## Aim of the task
The records under this task must be duplicated exactly.

## Data to examine
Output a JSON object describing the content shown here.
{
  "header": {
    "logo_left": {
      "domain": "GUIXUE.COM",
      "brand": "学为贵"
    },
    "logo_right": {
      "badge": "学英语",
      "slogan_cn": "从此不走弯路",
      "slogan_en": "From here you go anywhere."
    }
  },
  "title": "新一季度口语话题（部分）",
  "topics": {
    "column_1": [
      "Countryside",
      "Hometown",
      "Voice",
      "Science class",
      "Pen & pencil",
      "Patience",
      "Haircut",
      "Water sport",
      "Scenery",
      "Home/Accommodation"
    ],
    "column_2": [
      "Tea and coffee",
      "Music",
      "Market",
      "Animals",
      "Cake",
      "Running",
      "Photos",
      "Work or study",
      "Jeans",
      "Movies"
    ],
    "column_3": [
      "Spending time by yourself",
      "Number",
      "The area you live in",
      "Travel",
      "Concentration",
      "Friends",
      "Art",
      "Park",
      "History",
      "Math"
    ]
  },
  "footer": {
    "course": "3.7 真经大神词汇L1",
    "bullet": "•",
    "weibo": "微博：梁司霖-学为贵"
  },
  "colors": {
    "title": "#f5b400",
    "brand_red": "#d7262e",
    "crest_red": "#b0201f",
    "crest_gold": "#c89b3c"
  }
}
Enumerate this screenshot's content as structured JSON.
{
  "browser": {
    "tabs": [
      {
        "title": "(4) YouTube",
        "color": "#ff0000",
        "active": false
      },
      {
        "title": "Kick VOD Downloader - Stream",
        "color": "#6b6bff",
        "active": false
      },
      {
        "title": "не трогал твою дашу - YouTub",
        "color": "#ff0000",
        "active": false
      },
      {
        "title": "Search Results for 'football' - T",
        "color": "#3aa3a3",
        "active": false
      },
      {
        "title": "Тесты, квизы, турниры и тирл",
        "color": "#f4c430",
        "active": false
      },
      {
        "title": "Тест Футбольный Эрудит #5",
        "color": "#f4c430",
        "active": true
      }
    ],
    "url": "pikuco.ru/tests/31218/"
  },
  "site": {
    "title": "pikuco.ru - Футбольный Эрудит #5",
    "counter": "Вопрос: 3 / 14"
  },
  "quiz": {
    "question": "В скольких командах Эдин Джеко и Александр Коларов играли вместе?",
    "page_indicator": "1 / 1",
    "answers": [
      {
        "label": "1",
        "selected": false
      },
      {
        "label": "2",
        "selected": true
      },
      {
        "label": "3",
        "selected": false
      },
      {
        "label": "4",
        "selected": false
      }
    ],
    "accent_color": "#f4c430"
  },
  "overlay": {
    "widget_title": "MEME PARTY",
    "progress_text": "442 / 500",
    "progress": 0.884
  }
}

## Result below
Output a JSON object describing the content shown here.
{
  "header": {
    "logo_left": {
      "domain": "GUIXUE.COM",
      "brand": "学为贵"
    },
    "logo_right": {
      "badge": "学英语",
      "slogan_cn": "从此不走弯路",
      "slogan_en": "From here you go anywhere."
    }
  },
  "title": "新一季度口语话题（部分）",
  "topics": {
    "column_1": [
      "Countryside",
      "Hometown",
      "Voice",
      "Science class",
      "Pen & pencil",
      "Patience",
      "Haircut",
      "Water sport",
      "Scenery",
      "Home/Accommodation"
    ],
    "column_2": [
      "Tea and coffee",
      "Music",
      "Market",
      "Animals",
      "Cake",
      "Running",
      "Photos",
      "Work or study",
      "Jeans",
      "Movies"
    ],
    "column_3": [
      "Spending time by yourself",
      "Number",
      "The area you live in",
      "Travel",
      "Concentration",
      "Friends",
      "Art",
      "Park",
      "History",
      "Math"
    ]
  },
  "footer": {
    "course": "3.7 真经大神词汇L1",
    "bullet": "•",
    "weibo": "微博：梁司霖-学为贵"
  },
  "colors": {
    "title": "#f5b400",
    "brand_red": "#d7262e",
    "crest_red": "#b0201f",
    "crest_gold": "#c89b3c"
  }
}
Enumerate this screenshot's content as structured JSON.
{
  "browser": {
    "tabs": [
      {
        "title": "(4) YouTube",
        "color": "#ff0000",
        "active": false
      },
      {
        "title": "Kick VOD Downloader - Stream",
        "color": "#6b6bff",
        "active": false
      },
      {
        "title": "не трогал твою дашу - YouTub",
        "color": "#ff0000",
        "active": false
      },
      {
        "title": "Search Results for 'football' - T",
        "color": "#3aa3a3",
        "active": false
      },
      {
        "title": "Тесты, квизы, турниры и тирл",
        "color": "#f4c430",
        "active": false
      },
      {
        "title": "Тест Футбольный Эрудит #5",
        "color": "#f4c430",
        "active": true
      }
    ],
    "url": "pikuco.ru/tests/31218/"
  },
  "site": {
    "title": "pikuco.ru - Футбольный Эрудит #5",
    "counter": "Вопрос: 3 / 14"
  },
  "quiz": {
    "question": "В скольких командах Эдин Джеко и Александр Коларов играли вместе?",
    "page_indicator": "1 / 1",
    "answers": [
      {
        "label": "1",
        "selected": false
      },
      {
        "label": "2",
        "selected": true
      },
      {
        "label": "3",
        "selected": false
      },
      {
        "label": "4",
        "selected": false
      }
    ],
    "accent_color": "#f4c430"
  },
  "overlay": {
    "widget_title": "MEME PARTY",
    "progress_text": "442 / 500",
    "progress": 0.884
  }
}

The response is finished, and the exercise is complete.